Customized for You

we will pick new questions that match your level based on your Timer History

Track Your Progress

every week, we’ll send you an estimated GMAT score based on your performance

Practice Pays

we will pick new questions that match your level based on your Timer History

Not interested in getting valuable practice questions and articles delivered to your email? No problem, unsubscribe here.

Thank you for using the timer!
We noticed you are actually not timing your practice. Click the START button first next time you use the timer.
There are many benefits to timing your practice, including:

a square patio surrounded by a walkway of width x meters. If [#permalink]
17 Oct 2008, 08:36

a square patio surrounded by a walkway of width x meters. If the area of the walkway is 132 square meters and the width of the patio is 5 meters greater than the width of the walkway, what is the area of the patio, in square meters?

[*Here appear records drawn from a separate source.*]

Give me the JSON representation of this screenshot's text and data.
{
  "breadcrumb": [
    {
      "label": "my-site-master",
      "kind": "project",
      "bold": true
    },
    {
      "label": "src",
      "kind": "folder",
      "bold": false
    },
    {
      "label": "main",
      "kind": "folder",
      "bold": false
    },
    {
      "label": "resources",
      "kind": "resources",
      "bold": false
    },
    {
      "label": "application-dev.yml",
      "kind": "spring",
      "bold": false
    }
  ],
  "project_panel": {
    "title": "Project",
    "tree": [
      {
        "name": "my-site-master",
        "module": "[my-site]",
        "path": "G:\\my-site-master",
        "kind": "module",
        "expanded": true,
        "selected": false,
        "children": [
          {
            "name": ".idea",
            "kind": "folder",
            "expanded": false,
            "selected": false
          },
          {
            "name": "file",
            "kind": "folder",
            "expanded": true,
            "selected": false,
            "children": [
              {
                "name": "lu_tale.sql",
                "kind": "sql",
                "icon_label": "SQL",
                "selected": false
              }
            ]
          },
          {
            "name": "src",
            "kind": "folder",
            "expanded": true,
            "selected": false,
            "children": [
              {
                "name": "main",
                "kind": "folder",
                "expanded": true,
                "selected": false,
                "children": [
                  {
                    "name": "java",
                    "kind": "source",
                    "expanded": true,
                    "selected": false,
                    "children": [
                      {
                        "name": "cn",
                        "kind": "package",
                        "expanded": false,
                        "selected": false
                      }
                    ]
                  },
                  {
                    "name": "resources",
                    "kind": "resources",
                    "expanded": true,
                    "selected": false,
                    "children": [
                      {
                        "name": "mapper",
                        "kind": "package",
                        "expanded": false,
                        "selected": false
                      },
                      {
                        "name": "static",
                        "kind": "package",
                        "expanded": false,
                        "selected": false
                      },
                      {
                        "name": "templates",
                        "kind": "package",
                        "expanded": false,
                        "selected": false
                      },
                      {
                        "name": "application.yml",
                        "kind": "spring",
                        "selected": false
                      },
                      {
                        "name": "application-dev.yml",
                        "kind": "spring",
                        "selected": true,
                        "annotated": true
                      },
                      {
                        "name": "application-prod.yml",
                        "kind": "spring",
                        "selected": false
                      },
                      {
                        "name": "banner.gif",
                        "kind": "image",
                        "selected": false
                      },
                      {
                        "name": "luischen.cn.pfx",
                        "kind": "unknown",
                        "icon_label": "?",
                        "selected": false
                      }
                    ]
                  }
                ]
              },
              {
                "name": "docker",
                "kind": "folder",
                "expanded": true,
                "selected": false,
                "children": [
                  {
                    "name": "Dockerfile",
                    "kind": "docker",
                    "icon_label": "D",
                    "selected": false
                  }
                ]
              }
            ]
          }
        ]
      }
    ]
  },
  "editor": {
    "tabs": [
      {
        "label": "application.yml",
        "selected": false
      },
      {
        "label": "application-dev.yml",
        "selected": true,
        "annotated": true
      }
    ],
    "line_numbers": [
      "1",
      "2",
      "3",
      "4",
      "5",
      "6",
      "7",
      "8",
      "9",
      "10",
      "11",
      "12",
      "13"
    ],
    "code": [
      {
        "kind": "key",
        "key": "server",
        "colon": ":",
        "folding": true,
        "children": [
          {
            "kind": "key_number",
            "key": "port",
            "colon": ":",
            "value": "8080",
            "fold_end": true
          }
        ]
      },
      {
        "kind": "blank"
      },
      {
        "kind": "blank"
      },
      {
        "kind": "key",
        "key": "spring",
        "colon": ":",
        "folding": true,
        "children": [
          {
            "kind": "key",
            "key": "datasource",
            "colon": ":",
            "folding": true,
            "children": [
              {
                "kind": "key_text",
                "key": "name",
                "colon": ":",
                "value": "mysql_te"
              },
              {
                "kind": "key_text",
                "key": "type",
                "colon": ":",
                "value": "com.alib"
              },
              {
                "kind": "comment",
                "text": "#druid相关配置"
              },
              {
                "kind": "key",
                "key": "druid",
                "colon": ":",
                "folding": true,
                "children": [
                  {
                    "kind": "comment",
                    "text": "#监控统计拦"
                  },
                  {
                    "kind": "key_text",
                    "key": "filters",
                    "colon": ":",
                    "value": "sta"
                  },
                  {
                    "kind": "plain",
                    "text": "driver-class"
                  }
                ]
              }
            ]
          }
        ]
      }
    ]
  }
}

I'm pretty sure that this is not an official GMAT question (which I will explain shortly) but here it goes:

Imagine a square (the patio) which is "framed" by a larger square (the walkway). x is the width of the walkway, so each side of the patio is x+5 meters long. The outer edges of the walkway will be (x+5)+x+x or simple 3x+5

The area of the larger, outer square MINUS the area of the patio will EQUAL the area of the walkway. So, our equation is (3x+5)^2 - (x+5)^2 = 132 If we simply this we get 8x^2 + 20x = 132 Set equal to zero to get 8x^2 + 20x - 132 = 0 Divide both sides by 4 to get 2x^2 + 5x - 33 = 0

Here's where I conclude that this is not an official GMAC question. Even though GMAC suggests that students need to know how to solve quadratics where the coefficient of the x^2 is not zero (and the quadratic is neither a square or a difference of squares) I have never seen an official question that tests this skill, and I've looked a lot of GMAT questions. That said, perhaps it is a real GMAT question (750+ level at that), so let's solve this quadratic. It's not that hard to factor.

Factor to get (x-3)(2x+11)=0 We get x=3 or x=some negative number. Since x must be positive, x must equal 3.

This means the sides of the patio are 8 meters long, which means the area of the patio is 64 square meters.

It’s been a long time, since I posted. A busy schedule at office and the GMAT preparation, fully tied up with all my free hours. Anyways, now I’m back...

Ah yes. Funemployment. The time between when you quit your job and when you start your MBA. The promised land that many MBA applicants seek. The break that every...

It is that time of year again – time for Clear Admit’s annual Best of Blogging voting. Dating way back to the 2004-2005 application season, the Best of Blogging...